In the "Frankfurter Allgemeine Zeitung," Klaus-Dieter Frankenberger considers the suggestion of the UN High Commissioner for Refugees, Ruud Lubbers, that Germany recognize non-state persecution as grounds for granting political asylum. German Interior Minister Otto Schily has rejected this suggestion, Frankenberger notes, and "wants to continue streamlining the asylum process by quickly deporting asylum seekers whose applications have been turned down, and allowing no further right of appeal." Schily, the commentator says, "has Germany's Constitution -- which guarantees asylum in cases of state persecution -- as well as legal precedent [on his side]."

Frankenberger writes: "If Lubbers gets his way and non-state persecution is grounds enough for asylum, the asylum law will revert to what it [was]: an open door for uncontrolled immigration, causing both the length of the asylum process and the number of cases to increase sharply again."


An editorial in "The Wall Street Journal Europe," citing recent remarks by European Central Bank President Wim Duisenberg, warns that "high taxes and labor-market rigidities are strangling economic growth in all but a few euro-zone countries." The paper says that EU economic coordination has often been focused on tax harmonization, which frequently leads to higher taxes.

It writes: "The euro zone is flirting with recession even as inflation creeps up," and adds, "Price-level figures imply that, if anything, the ECB is playing it a little fast and loose in keeping rates so low."

Noting that when the ECB met last week it left interest rates unchanged, the editorial urges the EU's fiscal chiefs to take action: "That means, cut taxes. That means making it easier for companies to both hire and fire. It does not mean creating an EU tax cartel."


An editorial in Britain's "The Times" calls the controversy surrounding the visit of Pope John Paul II to Ukraine "a potent reminder of that country's difficult position on the cusp of Europe." Poised between joining the West and ties still binding it to Russia, the paper writes, Ukraine has "failed to move decisively in either direction." The paper says that the pope's trip is both an acknowledgement of, and reward for, western Ukraine's Catholic revival of the 1990s -- although it has outraged those Ukrainian Orthodox believers whose sympathies lie with Russia.

For "The Times," what it calls the "muddled outcry" in Ukraine over the pope's visit "reflects continuing political uncertainty in a country whose agricultural wealth and beauty should [have] ensured it a golden future." Instead, the paper says, Ukraine's legacy has been corrupt politicians, economic crisis, destructive rivalries, and Chornobyl.

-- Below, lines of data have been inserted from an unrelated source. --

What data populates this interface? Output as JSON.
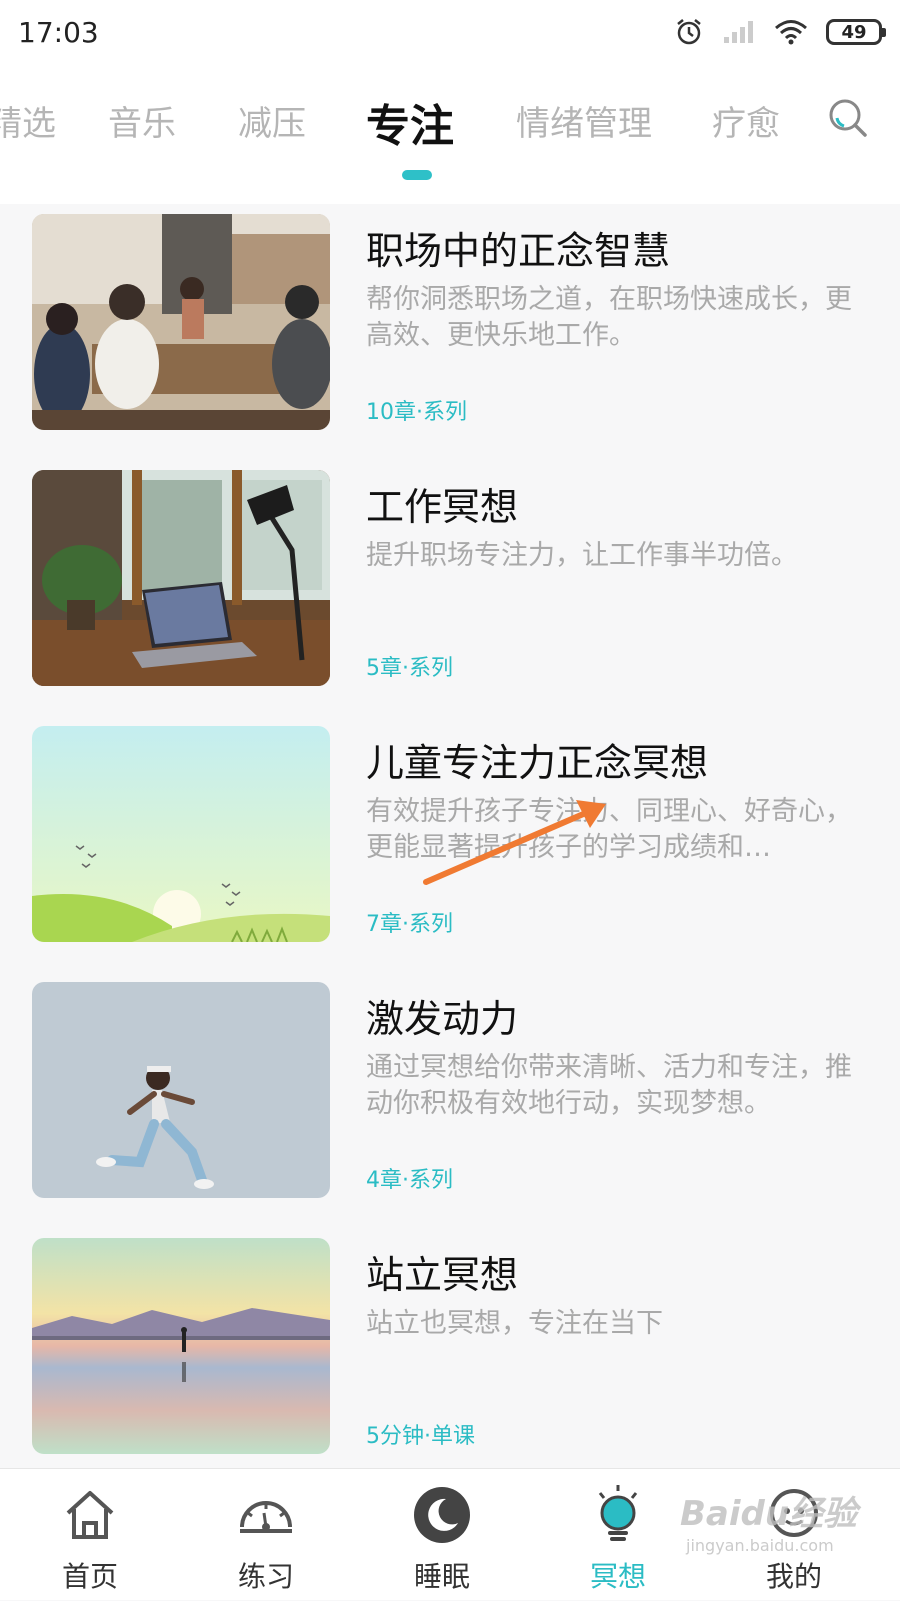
{
  "status_bar": {
    "time": "17:03",
    "battery": "49"
  },
  "tabs": [
    {
      "label": "精选"
    },
    {
      "label": "音乐"
    },
    {
      "label": "减压"
    },
    {
      "label": "专注"
    },
    {
      "label": "情绪管理"
    },
    {
      "label": "疗愈"
    }
  ],
  "active_tab": "专注",
  "accent_color": "#2bbcc4",
  "items": [
    {
      "title": "职场中的正念智慧",
      "desc": "帮你洞悉职场之道，在职场快速成长，更高效、更快乐地工作。",
      "meta": "10章·系列",
      "image": "team-meeting-photo"
    },
    {
      "title": "工作冥想",
      "desc": "提升职场专注力，让工作事半功倍。",
      "meta": "5章·系列",
      "image": "laptop-desk-photo"
    },
    {
      "title": "儿童专注力正念冥想",
      "desc": "有效提升孩子专注力、同理心、好奇心，更能显著提升孩子的学习成绩和…",
      "meta": "7章·系列",
      "image": "green-hills-illustration"
    },
    {
      "title": "激发动力",
      "desc": "通过冥想给你带来清晰、活力和专注，推动你积极有效地行动，实现梦想。",
      "meta": "4章·系列",
      "image": "jumping-woman-photo"
    },
    {
      "title": "站立冥想",
      "desc": "站立也冥想，专注在当下",
      "meta": "5分钟·单课",
      "image": "salt-flat-reflection-photo"
    }
  ],
  "bottom_nav": [
    {
      "label": "首页",
      "icon": "home-icon"
    },
    {
      "label": "练习",
      "icon": "gauge-icon"
    },
    {
      "label": "睡眠",
      "icon": "moon-icon"
    },
    {
      "label": "冥想",
      "icon": "bulb-icon"
    },
    {
      "label": "我的",
      "icon": "smiley-icon"
    }
  ],
  "watermark": {
    "text": "Baidu经验",
    "sub": "jingyan.baidu.com"
  }
}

The paper cites U.S. President Bush's recent public support for Ukraine's future membership in NATO, and writes, "If Ukraine now finds the energy to push Westward, the pope's visit could be a reminder not only of today's domestic chaos but also of the helping hand that powerful foreigners seem ready to extend."